ACTION ITEM:
A single number is expected: the count of lines in the records below that contain "structure".
::::
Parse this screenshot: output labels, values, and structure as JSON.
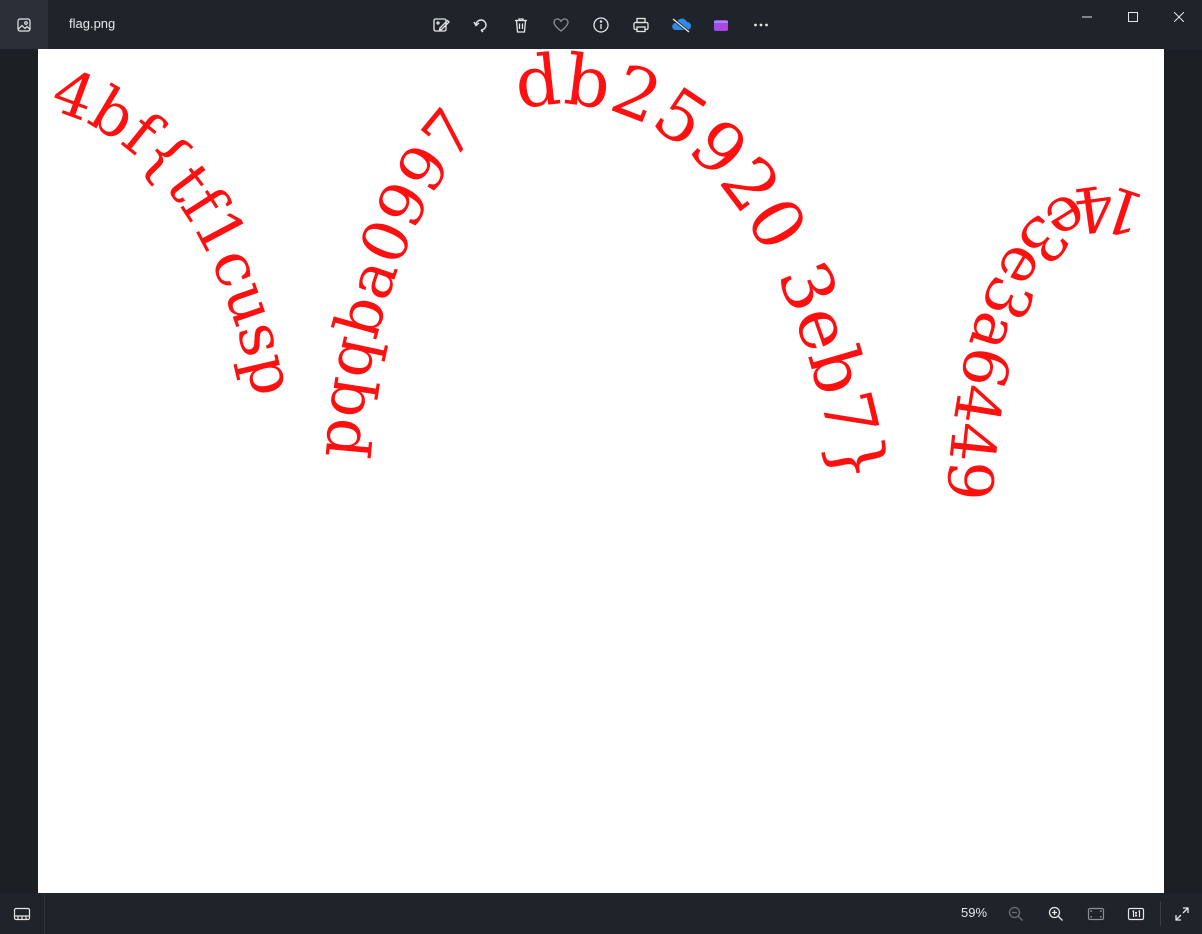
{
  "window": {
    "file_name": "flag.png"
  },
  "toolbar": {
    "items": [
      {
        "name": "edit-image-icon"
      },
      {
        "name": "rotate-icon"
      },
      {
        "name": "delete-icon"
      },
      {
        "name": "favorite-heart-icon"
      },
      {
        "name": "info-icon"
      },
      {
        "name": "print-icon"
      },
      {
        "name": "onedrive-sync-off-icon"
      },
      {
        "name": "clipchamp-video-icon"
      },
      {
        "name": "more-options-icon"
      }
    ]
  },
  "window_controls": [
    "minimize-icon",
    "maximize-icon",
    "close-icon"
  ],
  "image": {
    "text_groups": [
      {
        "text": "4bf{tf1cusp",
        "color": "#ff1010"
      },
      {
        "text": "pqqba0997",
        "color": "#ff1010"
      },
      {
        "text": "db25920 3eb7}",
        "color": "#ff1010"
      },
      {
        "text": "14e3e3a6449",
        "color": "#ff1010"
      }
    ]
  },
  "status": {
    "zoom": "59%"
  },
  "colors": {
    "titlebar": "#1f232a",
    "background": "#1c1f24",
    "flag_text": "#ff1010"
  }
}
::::
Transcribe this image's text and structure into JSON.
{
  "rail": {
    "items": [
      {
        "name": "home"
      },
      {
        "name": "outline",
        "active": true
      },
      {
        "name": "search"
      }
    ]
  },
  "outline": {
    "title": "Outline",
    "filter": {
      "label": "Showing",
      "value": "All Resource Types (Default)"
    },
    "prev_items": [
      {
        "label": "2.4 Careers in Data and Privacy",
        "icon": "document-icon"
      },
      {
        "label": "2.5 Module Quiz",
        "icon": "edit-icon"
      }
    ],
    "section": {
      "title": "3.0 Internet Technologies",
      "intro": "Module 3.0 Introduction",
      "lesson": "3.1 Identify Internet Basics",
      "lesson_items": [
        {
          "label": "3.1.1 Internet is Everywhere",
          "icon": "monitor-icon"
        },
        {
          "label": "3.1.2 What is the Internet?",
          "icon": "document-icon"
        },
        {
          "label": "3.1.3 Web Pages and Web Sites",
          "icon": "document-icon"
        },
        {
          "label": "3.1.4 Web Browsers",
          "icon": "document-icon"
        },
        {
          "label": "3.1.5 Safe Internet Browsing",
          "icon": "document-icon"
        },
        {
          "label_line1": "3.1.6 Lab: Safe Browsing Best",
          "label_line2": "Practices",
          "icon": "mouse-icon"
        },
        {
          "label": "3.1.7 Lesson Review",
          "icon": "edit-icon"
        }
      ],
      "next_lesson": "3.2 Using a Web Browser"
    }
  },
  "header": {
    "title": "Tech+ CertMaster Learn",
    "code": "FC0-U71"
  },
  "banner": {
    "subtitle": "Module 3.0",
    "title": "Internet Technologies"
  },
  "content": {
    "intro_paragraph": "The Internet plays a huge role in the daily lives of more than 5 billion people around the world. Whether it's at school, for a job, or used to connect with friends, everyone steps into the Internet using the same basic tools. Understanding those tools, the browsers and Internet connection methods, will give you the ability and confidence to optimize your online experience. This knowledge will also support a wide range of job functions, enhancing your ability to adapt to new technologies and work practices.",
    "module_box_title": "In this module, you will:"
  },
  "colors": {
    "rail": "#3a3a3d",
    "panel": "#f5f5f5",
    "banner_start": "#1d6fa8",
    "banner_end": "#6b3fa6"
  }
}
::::
TASK ANSWER:
2